- WHAT TO WORK ON
Among the lines below, count those with "name". Give only the number.

- GIVEN DATA
▬▬▬

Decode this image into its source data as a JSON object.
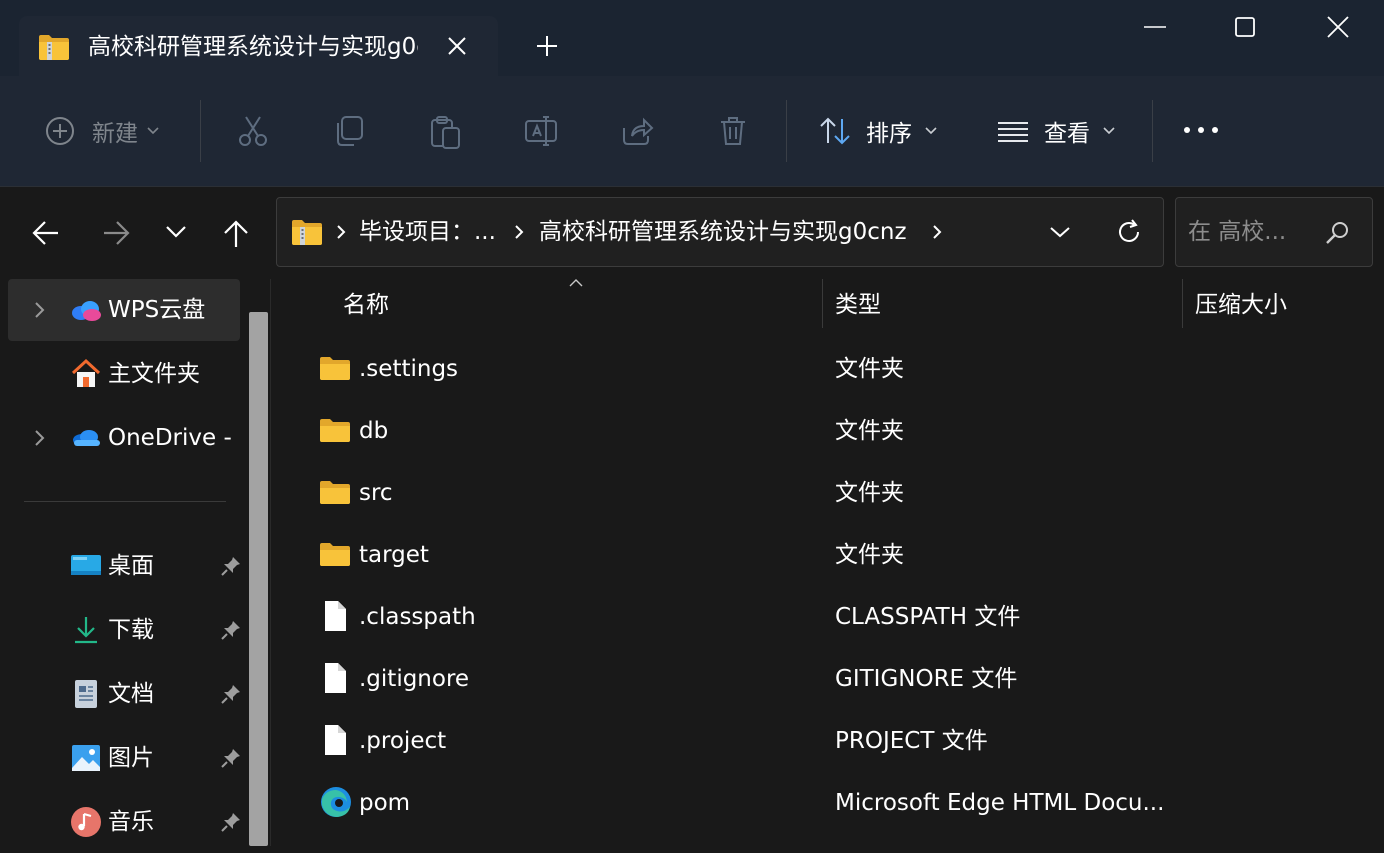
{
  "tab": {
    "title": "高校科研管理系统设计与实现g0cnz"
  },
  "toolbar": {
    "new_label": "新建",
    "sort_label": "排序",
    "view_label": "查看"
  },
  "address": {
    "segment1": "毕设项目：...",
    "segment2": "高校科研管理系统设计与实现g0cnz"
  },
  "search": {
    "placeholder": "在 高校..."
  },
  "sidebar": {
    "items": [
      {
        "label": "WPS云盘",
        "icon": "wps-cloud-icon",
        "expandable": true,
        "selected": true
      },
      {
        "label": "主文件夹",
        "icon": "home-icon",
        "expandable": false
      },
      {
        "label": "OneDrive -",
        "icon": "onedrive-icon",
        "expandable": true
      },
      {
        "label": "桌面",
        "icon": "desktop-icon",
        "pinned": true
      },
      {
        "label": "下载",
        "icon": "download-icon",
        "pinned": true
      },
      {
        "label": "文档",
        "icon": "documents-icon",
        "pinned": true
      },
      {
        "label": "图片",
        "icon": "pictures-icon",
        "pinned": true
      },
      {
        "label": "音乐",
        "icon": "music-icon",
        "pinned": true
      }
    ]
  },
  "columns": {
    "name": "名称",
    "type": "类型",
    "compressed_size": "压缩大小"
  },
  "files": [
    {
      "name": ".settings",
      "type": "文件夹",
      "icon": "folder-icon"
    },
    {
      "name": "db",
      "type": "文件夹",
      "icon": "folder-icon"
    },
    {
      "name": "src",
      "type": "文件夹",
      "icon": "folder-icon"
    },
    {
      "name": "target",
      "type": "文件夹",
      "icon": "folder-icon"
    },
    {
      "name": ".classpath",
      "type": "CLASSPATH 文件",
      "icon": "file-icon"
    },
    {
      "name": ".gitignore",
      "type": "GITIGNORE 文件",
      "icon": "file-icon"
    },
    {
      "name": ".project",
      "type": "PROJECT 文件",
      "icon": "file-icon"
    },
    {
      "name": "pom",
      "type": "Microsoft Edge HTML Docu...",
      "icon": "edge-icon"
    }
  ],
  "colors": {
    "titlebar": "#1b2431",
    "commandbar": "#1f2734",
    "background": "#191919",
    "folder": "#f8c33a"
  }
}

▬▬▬

- RESPONSE BELOW
9